Today Time Warner Cable began testing metered internet service in Beaumont, Texas. When I first heard about the test, I immediately panned it as a mistake that would result in poor PR and no national change to the limitless internet U.S. broadband subscribers enjoy. I was not alone as most in the Tech world believe this will be a failure. GigOM provides a strong argument on why it will not work, while my favorite sports owner of all time, Mark Cuban, provides an equally compelling argument that works when you look at it from a non-techie or baby boomer perspective. I will come back to this.
Just the other day I noted to a friend that I may be done with cable. I am not a big TV watcher to begin with, and I can get just about everything I do watch on legal sites that provide high quality streams(ie not YouTube). All I need is broadband internet access…that and College Football and the NFL to provide live streams of all their games much like CBS did with the NCAA Men’s Basketball Tournament this year or Major League Baseball is doing now. It would not be terribly difficult for me to connect a computer to my TV and suddenly have my entire digital world on demand and dropping my most expensive bill in the process. I am just one of the growing number moving in this direction.
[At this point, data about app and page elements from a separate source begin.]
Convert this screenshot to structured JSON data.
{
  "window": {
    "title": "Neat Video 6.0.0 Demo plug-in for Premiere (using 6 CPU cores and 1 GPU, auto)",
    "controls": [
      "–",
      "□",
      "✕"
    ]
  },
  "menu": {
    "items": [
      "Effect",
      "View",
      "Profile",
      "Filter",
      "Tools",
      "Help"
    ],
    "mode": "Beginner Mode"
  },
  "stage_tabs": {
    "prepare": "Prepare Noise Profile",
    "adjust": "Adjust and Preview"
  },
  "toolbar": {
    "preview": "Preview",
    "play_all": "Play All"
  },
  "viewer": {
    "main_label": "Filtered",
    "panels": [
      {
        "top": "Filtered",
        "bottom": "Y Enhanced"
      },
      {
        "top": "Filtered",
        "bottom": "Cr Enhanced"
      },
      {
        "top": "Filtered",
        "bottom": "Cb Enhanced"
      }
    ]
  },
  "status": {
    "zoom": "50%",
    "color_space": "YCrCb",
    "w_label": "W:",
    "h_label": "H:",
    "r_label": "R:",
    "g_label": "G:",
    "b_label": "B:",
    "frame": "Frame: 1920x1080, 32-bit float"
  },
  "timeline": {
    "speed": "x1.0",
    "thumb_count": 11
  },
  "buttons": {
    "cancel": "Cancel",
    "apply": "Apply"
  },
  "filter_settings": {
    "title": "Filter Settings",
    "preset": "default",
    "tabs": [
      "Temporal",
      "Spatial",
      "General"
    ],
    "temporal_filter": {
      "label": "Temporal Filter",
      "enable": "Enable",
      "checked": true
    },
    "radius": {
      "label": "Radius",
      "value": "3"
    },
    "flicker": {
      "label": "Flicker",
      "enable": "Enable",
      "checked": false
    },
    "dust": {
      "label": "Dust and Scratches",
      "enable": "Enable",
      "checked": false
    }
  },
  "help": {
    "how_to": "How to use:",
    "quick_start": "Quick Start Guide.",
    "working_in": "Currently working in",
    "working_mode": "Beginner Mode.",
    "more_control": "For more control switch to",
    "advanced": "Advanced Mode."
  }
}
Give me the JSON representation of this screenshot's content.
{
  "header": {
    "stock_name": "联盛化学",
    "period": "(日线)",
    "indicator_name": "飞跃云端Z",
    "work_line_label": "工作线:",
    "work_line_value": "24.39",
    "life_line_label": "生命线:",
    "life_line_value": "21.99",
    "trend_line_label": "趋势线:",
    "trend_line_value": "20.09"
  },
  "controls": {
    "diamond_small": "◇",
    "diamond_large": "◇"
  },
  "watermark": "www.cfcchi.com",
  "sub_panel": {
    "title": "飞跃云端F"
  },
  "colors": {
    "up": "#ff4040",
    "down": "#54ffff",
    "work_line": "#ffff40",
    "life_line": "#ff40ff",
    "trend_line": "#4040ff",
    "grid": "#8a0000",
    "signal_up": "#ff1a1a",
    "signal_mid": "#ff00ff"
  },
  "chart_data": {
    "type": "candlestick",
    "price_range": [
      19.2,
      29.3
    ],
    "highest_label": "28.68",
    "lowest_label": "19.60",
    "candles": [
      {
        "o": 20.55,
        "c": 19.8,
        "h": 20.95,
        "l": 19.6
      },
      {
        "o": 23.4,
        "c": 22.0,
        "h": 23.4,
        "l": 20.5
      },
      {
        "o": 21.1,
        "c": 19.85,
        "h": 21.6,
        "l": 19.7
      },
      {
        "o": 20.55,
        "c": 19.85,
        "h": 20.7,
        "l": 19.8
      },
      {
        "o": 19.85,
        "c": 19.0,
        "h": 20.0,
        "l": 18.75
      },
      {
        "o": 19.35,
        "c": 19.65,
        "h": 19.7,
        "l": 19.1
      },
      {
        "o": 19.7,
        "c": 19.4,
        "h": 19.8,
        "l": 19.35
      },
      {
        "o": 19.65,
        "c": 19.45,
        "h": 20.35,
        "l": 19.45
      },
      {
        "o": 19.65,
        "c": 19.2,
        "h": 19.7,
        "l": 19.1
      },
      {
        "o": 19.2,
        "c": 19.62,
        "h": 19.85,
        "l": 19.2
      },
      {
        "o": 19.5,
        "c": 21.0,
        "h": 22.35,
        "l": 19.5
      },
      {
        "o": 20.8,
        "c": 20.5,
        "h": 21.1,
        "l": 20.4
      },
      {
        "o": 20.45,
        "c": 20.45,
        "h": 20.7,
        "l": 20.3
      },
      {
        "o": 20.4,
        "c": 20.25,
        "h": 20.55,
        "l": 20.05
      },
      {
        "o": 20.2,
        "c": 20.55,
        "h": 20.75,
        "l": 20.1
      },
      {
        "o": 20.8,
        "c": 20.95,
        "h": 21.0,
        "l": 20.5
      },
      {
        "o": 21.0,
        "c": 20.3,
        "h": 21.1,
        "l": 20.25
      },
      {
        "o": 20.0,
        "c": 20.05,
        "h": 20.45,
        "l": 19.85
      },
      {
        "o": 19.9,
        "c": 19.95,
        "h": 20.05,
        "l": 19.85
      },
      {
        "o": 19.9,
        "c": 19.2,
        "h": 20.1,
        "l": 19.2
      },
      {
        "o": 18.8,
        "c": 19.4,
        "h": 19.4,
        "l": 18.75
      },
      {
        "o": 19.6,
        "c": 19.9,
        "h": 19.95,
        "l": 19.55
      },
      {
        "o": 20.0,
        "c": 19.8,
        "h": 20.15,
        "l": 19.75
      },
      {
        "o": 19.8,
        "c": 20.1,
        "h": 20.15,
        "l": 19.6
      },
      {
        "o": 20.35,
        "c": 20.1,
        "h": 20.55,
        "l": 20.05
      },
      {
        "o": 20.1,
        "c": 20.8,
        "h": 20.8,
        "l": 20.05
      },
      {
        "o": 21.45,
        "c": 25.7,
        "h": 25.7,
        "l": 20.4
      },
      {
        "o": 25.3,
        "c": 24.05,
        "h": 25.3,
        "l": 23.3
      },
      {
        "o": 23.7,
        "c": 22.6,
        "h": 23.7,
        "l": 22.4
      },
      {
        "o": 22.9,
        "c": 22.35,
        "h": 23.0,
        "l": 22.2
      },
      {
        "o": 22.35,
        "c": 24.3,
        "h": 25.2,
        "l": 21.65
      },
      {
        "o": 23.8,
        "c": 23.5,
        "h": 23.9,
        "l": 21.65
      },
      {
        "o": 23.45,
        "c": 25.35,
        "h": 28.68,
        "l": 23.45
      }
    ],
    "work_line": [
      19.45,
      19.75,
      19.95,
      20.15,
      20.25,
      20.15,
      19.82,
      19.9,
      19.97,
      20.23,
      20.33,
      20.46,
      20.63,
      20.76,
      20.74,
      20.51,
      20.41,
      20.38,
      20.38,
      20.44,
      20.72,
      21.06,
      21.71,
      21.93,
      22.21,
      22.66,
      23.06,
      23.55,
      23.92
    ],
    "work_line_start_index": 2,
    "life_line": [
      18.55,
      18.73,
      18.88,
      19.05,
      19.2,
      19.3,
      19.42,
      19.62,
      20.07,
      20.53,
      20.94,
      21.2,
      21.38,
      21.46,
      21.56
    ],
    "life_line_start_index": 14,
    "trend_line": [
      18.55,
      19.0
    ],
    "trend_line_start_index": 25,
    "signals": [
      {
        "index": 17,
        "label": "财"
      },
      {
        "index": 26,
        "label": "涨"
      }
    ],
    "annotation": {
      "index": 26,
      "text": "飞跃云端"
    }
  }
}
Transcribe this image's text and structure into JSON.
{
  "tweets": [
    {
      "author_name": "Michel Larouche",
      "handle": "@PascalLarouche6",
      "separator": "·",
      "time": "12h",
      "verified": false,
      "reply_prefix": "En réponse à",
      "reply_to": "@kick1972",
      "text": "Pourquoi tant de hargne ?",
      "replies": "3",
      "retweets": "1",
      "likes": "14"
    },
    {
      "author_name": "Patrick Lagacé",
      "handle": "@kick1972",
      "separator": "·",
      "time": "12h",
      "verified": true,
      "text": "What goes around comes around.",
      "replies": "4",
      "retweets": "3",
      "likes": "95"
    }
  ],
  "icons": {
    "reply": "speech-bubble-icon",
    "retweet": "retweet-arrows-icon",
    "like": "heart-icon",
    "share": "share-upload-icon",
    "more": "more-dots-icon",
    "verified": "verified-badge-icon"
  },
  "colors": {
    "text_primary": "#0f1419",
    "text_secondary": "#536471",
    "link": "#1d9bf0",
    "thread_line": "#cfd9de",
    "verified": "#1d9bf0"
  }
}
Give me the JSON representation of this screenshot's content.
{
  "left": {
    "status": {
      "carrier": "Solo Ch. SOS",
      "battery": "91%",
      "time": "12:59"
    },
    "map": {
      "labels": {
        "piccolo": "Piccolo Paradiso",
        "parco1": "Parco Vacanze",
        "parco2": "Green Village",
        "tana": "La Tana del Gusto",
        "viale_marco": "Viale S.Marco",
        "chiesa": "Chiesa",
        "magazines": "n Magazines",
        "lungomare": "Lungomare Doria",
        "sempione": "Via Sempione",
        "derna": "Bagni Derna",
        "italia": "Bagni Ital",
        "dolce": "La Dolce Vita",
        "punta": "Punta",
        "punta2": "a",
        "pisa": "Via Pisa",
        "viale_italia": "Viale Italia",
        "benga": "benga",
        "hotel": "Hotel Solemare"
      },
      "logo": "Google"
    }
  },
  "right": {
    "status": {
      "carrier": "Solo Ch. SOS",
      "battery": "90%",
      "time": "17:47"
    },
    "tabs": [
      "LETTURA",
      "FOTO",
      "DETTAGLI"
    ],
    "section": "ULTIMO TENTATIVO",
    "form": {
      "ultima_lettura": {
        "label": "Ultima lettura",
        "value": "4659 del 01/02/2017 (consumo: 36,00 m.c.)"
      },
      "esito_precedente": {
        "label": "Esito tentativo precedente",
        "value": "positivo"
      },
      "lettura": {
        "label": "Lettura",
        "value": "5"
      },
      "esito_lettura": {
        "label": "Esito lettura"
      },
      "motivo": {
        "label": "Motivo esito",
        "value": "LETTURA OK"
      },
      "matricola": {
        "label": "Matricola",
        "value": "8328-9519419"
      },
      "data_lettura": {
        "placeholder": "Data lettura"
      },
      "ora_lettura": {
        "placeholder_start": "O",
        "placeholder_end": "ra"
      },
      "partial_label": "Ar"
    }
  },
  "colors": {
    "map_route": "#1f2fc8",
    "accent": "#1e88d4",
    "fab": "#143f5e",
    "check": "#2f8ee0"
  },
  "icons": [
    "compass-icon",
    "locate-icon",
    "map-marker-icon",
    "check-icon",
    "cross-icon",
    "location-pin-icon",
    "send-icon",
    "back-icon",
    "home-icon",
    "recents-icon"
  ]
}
The problem of course is Baby Boomers and those who would not adopt the online video trend until forced to. I am thinking specifically about my parents and my sister here. With zero stats on this, I am going to go out on a limb and suggest they make up the majority of cable providers current subscribers. I suspect this group’s download needs would fit nicely into Time Warner Cable’s tiered package (ie low to medium usage at best). This means the majority of cable provider customers would not push back on the change because it would not increase their bill.
My bill would sky rocket and all the benefits of not ordering cable would quickly evaporate. I guess Time Warner Cable is not dumb after all. While this may help prolong ISPs from becoming the commodity my generation views them as, it will decidedly stunt innovation. A possible happy middle ground could be seen with Comcast’s proposed cap, but I think any metering could evolve into a slippery slope that will hurt customers in the end.